## TASK DESCRIPTION
Among the entries below, find the lines that hold the word "heading" and report them.

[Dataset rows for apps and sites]
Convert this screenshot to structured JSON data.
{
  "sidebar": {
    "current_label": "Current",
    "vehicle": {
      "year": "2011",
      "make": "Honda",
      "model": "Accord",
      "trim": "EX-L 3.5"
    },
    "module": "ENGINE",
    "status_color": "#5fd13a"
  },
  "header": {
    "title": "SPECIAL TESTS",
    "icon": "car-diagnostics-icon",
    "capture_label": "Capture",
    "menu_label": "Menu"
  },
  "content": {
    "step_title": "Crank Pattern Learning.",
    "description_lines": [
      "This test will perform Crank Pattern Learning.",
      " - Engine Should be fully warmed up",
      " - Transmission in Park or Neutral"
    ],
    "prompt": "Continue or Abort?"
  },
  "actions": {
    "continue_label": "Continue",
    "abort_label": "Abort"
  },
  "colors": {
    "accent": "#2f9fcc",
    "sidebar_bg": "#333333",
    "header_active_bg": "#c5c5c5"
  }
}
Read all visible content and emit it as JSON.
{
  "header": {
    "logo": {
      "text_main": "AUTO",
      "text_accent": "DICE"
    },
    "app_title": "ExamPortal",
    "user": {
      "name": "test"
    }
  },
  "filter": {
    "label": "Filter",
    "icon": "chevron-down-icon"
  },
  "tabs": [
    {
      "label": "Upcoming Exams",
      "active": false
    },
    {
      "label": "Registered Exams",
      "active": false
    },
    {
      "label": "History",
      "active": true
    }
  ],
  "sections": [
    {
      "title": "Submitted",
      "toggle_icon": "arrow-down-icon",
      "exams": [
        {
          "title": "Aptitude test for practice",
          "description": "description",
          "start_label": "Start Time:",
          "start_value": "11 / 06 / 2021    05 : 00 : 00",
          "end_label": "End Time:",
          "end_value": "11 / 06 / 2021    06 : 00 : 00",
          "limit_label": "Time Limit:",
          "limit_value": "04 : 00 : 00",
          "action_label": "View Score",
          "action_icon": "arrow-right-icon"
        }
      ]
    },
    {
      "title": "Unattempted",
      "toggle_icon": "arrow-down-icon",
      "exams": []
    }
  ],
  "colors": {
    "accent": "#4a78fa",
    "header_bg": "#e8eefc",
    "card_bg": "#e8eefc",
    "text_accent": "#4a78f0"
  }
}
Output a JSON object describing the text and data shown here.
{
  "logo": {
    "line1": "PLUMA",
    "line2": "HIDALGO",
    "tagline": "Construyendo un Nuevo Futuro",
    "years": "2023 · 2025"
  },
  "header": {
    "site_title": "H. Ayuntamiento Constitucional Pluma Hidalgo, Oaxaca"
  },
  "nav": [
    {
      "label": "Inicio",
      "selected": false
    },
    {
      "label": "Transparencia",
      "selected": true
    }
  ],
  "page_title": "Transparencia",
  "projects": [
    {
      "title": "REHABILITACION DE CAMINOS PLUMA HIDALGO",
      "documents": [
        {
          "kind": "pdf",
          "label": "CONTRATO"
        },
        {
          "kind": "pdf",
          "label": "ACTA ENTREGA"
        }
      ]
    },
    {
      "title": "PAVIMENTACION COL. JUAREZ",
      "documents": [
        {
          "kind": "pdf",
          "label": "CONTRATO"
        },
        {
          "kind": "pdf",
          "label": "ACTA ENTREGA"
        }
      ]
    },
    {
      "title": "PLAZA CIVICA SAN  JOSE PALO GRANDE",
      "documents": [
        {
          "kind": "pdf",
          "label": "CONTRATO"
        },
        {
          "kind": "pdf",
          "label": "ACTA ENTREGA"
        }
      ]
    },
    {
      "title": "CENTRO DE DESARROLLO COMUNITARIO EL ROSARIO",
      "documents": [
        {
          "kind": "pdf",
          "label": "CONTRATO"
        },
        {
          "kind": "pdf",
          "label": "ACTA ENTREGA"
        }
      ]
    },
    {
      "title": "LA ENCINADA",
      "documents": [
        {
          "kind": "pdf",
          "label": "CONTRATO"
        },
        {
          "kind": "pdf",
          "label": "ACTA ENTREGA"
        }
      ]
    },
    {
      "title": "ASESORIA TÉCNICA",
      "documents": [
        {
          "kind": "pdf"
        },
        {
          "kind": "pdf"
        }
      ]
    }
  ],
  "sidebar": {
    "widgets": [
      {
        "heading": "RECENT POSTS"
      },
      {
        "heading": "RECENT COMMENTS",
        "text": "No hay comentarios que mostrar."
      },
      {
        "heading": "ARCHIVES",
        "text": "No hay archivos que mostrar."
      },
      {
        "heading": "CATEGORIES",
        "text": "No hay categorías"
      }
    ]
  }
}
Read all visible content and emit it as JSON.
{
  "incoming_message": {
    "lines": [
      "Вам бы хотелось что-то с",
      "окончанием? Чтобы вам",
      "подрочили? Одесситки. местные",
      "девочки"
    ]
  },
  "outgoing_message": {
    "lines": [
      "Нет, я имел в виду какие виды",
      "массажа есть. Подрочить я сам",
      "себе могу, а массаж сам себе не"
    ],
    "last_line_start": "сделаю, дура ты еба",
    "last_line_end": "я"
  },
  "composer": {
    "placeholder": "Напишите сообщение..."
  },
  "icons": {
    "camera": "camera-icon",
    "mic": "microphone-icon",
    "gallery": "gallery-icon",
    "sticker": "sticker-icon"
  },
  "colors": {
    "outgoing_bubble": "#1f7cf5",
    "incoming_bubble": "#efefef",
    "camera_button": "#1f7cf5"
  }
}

## OUTPUT BELOW
        "heading": "RECENT POSTS"
        "heading": "RECENT COMMENTS",
        "heading": "ARCHIVES",
        "heading": "CATEGORIES",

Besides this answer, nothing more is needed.